A recent Wired cover article had a red-colored toy robot on its side. It firmly announced that Artificial Intelligence is here -- and that it's nothing at all like we expected. We seem to be building unconsciousnesses of enormous, if typically specialized capabilities. It's very possible that some combination of these plus some additional, to-be developed modules -- to borrow a term from Evolutionary Psychology -- will finally provide us with the Singularity level conscious AI we've been awaiting for more than half a century. -- Strangelv 09:01, 20 January 2012 (UTC)
Maybe Black Swans needs to be its own article? Given the presence of discussion questions, I assume the whole article was intended as a starter/thought piece. Perhaps symbiosis is the wrong word; do we have other candidates? Rose/Miros 01:00, 20 January 2012 (UTC)
This Symboliotes entry was a reorganization of a paper written for another purpose and would work better here as several linked entries. It is in three distinct parts. The first part is on "why" and is somewhat out of place by the normal logic of a technical article. It appears first first because reading the technical discussion first tends reduce the number of readers who ever read past it into the why section. People simply like "why" better than "what".
The black swans make a somewhat out of context appearance because the "why" of the whole article is to force out-of-box thinking. Yes, we really do need a full article on black swans as we are doing our up-most to generate some.
The third section, legal robot people, is an argument ad adsurbum. Making corporations people logically leads to making robots people. If you do not accept the second idea, then you should not accept the first idea. Again this is a rather desperate attempt to get a raise out of somebody at a time when the Moon is a dead subject.
I do stand by the major concept however. To reinvigorate human space exploration for the 21st century, we must redesign everything.
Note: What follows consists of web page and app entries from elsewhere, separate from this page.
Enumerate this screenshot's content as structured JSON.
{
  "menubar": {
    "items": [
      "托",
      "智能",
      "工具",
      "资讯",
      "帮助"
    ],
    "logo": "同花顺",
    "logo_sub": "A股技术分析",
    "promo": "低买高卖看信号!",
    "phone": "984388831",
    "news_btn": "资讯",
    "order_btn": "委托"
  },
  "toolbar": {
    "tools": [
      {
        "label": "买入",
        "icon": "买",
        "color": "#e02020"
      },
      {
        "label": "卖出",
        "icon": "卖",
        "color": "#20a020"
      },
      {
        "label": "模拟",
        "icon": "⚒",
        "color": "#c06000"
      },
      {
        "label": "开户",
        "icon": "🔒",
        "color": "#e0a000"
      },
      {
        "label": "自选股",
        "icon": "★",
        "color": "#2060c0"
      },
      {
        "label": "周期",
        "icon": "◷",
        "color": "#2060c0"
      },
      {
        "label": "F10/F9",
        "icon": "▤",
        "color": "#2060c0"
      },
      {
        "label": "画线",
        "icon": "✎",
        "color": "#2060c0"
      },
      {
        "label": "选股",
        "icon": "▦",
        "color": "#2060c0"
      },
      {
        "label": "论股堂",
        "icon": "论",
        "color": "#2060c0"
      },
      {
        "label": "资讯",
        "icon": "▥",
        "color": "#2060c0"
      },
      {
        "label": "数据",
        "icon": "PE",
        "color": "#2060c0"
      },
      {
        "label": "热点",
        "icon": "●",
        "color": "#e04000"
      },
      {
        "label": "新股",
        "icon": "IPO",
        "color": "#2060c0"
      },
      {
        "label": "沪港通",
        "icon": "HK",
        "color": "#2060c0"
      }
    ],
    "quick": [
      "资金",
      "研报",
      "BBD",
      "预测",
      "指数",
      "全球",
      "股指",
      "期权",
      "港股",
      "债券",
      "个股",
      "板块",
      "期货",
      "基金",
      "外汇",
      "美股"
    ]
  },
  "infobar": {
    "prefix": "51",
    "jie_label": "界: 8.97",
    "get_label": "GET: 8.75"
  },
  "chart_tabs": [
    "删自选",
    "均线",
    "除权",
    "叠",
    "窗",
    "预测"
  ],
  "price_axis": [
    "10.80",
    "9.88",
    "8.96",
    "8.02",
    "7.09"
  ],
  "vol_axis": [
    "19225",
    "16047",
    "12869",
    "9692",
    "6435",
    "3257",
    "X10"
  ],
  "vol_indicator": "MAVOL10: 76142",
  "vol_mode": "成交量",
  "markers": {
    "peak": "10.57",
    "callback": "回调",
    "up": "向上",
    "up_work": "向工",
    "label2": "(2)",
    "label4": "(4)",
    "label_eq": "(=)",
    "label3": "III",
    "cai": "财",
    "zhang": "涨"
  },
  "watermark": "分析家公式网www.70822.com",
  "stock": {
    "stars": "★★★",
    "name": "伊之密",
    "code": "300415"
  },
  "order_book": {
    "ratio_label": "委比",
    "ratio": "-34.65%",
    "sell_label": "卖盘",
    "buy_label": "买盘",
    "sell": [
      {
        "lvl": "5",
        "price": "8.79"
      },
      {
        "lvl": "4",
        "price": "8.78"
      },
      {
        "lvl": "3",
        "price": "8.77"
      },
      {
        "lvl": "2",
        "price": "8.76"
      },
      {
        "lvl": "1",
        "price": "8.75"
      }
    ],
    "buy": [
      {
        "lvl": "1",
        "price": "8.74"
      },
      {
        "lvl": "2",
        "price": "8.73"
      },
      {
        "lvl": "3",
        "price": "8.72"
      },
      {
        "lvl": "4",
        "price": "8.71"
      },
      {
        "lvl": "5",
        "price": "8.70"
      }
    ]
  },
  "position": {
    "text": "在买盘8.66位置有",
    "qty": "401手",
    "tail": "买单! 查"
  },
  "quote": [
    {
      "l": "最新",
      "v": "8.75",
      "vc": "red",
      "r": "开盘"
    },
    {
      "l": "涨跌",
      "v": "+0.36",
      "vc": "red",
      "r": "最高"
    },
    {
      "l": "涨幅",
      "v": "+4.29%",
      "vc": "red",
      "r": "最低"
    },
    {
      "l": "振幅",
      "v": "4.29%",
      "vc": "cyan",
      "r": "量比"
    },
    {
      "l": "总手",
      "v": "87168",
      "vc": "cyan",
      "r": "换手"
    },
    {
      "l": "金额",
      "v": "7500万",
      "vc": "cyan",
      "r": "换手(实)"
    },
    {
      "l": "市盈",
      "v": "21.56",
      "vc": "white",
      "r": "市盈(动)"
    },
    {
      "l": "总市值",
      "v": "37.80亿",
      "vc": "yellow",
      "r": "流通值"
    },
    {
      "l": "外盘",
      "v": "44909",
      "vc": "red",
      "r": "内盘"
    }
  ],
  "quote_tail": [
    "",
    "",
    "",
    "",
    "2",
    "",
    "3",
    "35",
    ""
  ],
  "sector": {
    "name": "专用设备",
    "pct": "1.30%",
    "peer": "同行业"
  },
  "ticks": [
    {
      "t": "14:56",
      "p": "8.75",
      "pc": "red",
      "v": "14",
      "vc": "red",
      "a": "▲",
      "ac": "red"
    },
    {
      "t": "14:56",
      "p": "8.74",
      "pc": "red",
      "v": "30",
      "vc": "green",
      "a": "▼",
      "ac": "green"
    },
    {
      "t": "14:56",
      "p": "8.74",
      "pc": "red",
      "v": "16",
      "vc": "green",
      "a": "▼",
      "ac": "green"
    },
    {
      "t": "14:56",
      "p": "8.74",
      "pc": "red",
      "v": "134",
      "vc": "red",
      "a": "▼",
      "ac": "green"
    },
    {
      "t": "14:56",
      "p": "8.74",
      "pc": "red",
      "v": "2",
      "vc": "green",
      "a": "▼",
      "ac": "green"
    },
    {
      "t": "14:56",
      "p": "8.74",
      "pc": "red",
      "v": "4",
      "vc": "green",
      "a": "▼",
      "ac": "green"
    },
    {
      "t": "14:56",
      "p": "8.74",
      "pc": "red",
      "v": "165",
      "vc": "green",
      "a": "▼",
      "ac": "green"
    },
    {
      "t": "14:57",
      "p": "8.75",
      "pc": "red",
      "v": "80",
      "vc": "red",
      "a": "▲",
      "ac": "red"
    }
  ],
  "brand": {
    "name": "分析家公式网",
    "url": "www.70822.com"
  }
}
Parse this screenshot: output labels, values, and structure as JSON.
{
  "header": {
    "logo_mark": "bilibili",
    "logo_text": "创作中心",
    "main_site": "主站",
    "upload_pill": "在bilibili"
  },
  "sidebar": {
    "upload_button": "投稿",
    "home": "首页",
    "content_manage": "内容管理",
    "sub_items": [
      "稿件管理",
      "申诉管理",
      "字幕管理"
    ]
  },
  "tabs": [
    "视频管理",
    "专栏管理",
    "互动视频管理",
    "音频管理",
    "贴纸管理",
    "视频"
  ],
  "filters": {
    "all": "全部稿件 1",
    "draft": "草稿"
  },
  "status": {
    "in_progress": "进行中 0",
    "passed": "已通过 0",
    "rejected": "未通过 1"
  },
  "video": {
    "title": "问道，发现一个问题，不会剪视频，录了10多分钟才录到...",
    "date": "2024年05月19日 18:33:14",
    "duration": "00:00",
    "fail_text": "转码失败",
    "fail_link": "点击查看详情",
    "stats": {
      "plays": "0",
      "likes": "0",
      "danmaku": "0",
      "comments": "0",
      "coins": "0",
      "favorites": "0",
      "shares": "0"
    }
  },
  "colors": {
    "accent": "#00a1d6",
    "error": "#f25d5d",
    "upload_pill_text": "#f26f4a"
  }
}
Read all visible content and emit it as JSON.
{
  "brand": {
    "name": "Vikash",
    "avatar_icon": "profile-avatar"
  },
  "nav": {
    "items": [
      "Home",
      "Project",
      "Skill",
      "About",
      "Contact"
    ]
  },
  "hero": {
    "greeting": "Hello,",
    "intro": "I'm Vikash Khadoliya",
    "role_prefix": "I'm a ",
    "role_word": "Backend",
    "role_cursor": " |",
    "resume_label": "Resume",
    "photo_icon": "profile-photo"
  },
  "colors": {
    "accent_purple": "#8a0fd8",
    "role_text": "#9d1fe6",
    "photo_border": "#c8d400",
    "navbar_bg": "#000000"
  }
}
The place to start is not at the bottom with rockets and spacesuits but at the top with a complete re-conception of who human beings are and how we relate to our machines. Odd as it may seem, a spaceship that loves you is a good place to start. --Jriley 00:20, 21 January 2012 (UTC)
But a spaceship that hates you will leak air at all the wrong times.... Rose/Miros 03:13, 21 January 2012 (UTC)

We are getting out of focus here... Ideas: 1) We already have a symbiotic relationship with moneras, fungis, animals and plants... When discussing lunar medicine (even space station medicine) we know the imperative of keeping the proper amounts of microorganisms inside our body. Human-lunar and space settlements are indeed plants/animals/bacteria-lunar-settlements as well... At least in the near future is imperative to "settle" plants on the moon for a correct ISRU. 2)The discussion of re-conceptions of lunar settlements/architectures are another chapter and good soil for dialectic in new-articles. 3) The article symbiotes has to be organized in a way that explain what symbiosis is and its relationship with the luna even before start to explain the ideas exposed by user Jriley about the human-machine symbiosis.
I find the topic interesting for dialectic. However, the article could be organized diferently. Right now it looks like a handout of a sociology... something... --Jose Giraldez 21:07, 25 January 2012 (UTC)